> DESCRIPTION OF THE TASK
If a line in the entries below holds the string "value", copy it.

-- RECORDED INFORMATION follows --

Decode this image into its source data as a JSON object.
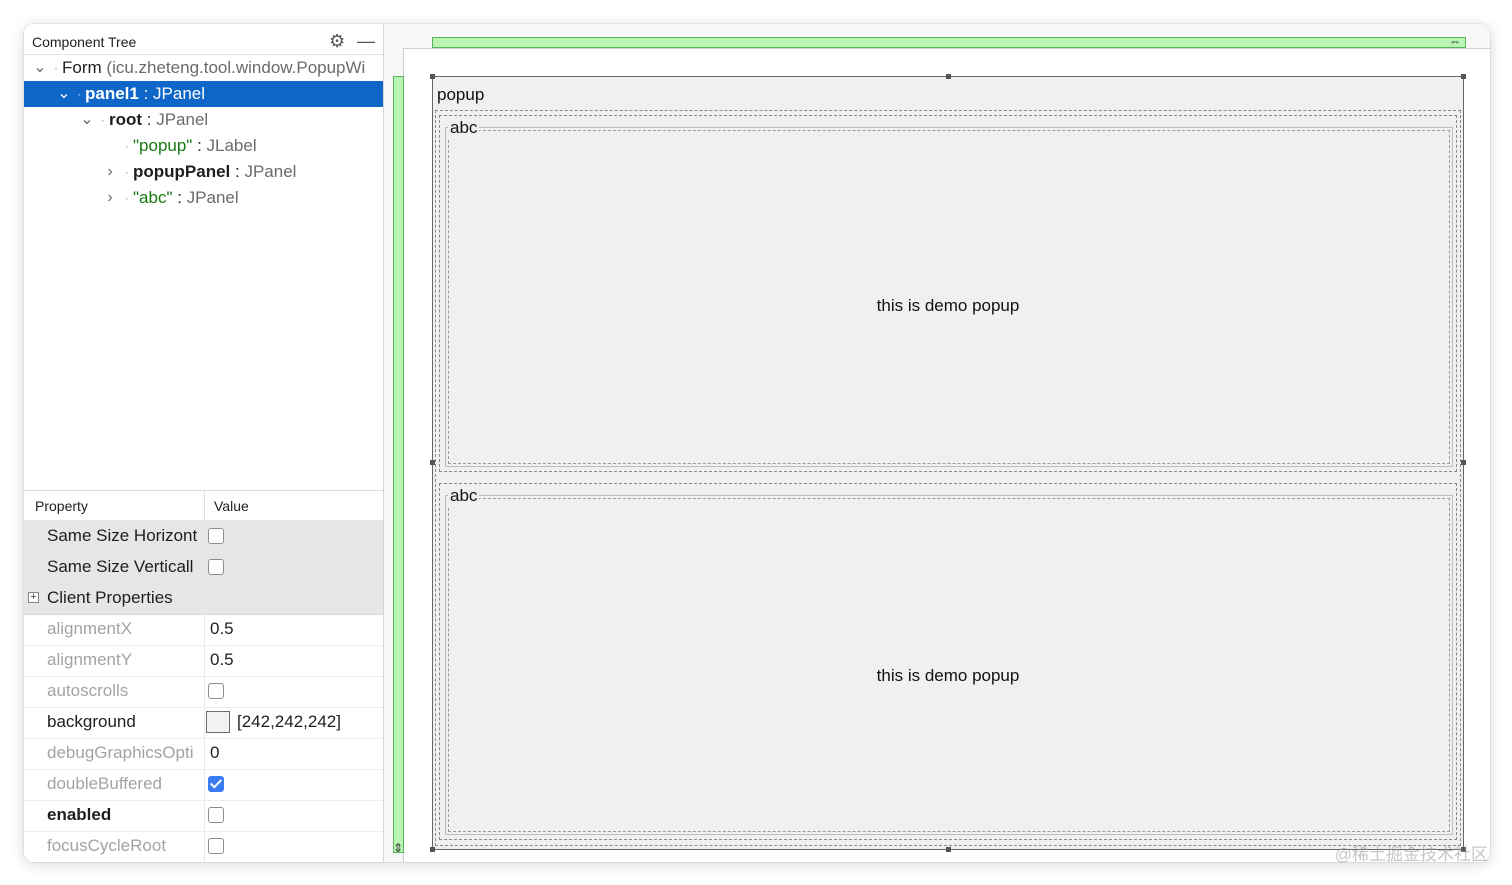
{
  "tree": {
    "title": "Component Tree",
    "header_icons": [
      "gear-icon",
      "minimize-icon"
    ],
    "rows": [
      {
        "name": "Form",
        "type": "(icu.zheteng.tool.window.PopupWi",
        "expanded": true
      },
      {
        "name": "panel1",
        "sep": " : ",
        "type": "JPanel",
        "expanded": true,
        "selected": true
      },
      {
        "name": "root",
        "sep": " : ",
        "type": "JPanel",
        "expanded": true
      },
      {
        "name": "\"popup\"",
        "sep": " : ",
        "type": "JLabel"
      },
      {
        "name": "popupPanel",
        "sep": " : ",
        "type": "JPanel",
        "expanded": false
      },
      {
        "name": "\"abc\"",
        "sep": " : ",
        "type": "JPanel",
        "expanded": false
      }
    ]
  },
  "properties": {
    "header": {
      "property": "Property",
      "value": "Value"
    },
    "rows": [
      {
        "name": "Same Size Horizont",
        "checked": false
      },
      {
        "name": "Same Size Verticall",
        "checked": false
      },
      {
        "name": "Client Properties"
      },
      {
        "name": "alignmentX",
        "value": "0.5"
      },
      {
        "name": "alignmentY",
        "value": "0.5"
      },
      {
        "name": "autoscrolls",
        "checked": false
      },
      {
        "name": "background",
        "value": "[242,242,242]",
        "color": "#f2f2f2"
      },
      {
        "name": "debugGraphicsOpti",
        "value": "0"
      },
      {
        "name": "doubleBuffered",
        "checked": true
      },
      {
        "name": "enabled",
        "checked": false
      },
      {
        "name": "focusCycleRoot",
        "checked": false
      }
    ]
  },
  "designer": {
    "popup_label": "popup",
    "panels": [
      {
        "title": "abc",
        "text": "this is demo popup"
      },
      {
        "title": "abc",
        "text": "this is demo popup"
      }
    ],
    "colors": {
      "strip": "#b9f4b4",
      "selection": "#0f66c9",
      "panel_bg": "#f0f0f0"
    }
  },
  "watermark": "@稀土掘金技术社区"
}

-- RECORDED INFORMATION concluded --

> ANSWER FOR THE TASK
      "value": "Value"
        "value": "0.5"
        "value": "0.5"
        "value": "[242,242,242]",
        "value": "0"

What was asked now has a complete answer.